[YOUR TASK]: The string "icon" may appear in lines of the data; report how many lines contain it, with no other output.

[DATA EXTRACT]:
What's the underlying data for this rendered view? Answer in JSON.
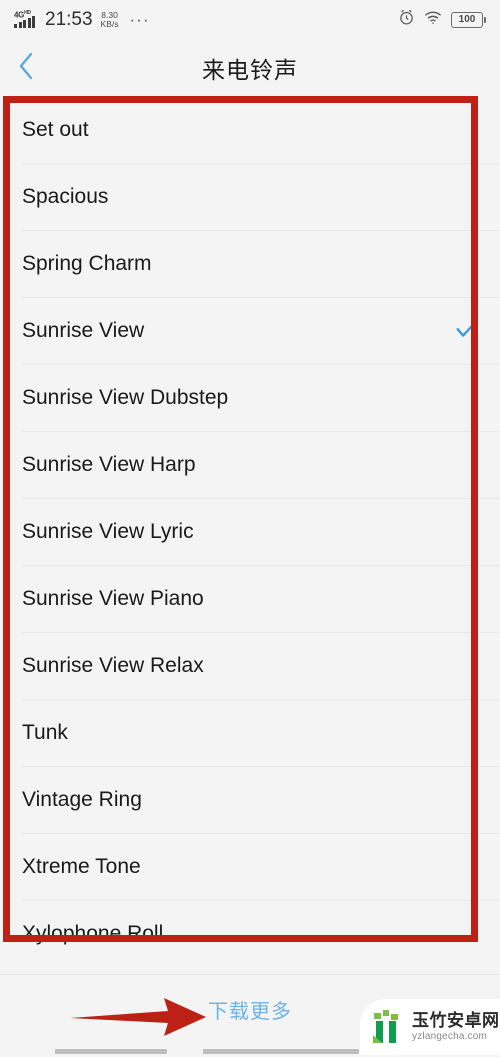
{
  "status_bar": {
    "network_type": "4G",
    "network_suffix": "HD",
    "time": "21:53",
    "net_speed_value": "8.30",
    "net_speed_unit": "KB/s",
    "overflow_dots": "···",
    "alarm_icon": "alarm-clock-icon",
    "wifi_icon": "wifi-icon",
    "battery_level": "100"
  },
  "header": {
    "back_icon": "chevron-left-icon",
    "title": "来电铃声"
  },
  "list": {
    "selected": "Sunrise View",
    "check_icon": "check-icon",
    "items": [
      {
        "name": "Set out",
        "selected": false
      },
      {
        "name": "Spacious",
        "selected": false
      },
      {
        "name": "Spring Charm",
        "selected": false
      },
      {
        "name": "Sunrise View",
        "selected": true
      },
      {
        "name": "Sunrise View Dubstep",
        "selected": false
      },
      {
        "name": "Sunrise View Harp",
        "selected": false
      },
      {
        "name": "Sunrise View Lyric",
        "selected": false
      },
      {
        "name": "Sunrise View Piano",
        "selected": false
      },
      {
        "name": "Sunrise View Relax",
        "selected": false
      },
      {
        "name": "Tunk",
        "selected": false
      },
      {
        "name": "Vintage Ring",
        "selected": false
      },
      {
        "name": "Xtreme Tone",
        "selected": false
      },
      {
        "name": "Xylophone Roll",
        "selected": false
      }
    ]
  },
  "footer": {
    "download_more_label": "下载更多"
  },
  "annotations": {
    "box_color": "#bd2116",
    "arrow_color": "#bd2116",
    "arrow_name": "red-pointer-arrow",
    "box_name": "red-highlight-box"
  },
  "watermark": {
    "site_name": "玉竹安卓网",
    "site_url": "yzlangecha.com"
  },
  "theme": {
    "accent_blue": "#6ab4e8",
    "check_blue": "#3d9bd8",
    "background": "#f4f4f4",
    "text_primary": "#1a1a1a"
  }
}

[EXERCISE RESULT]: 4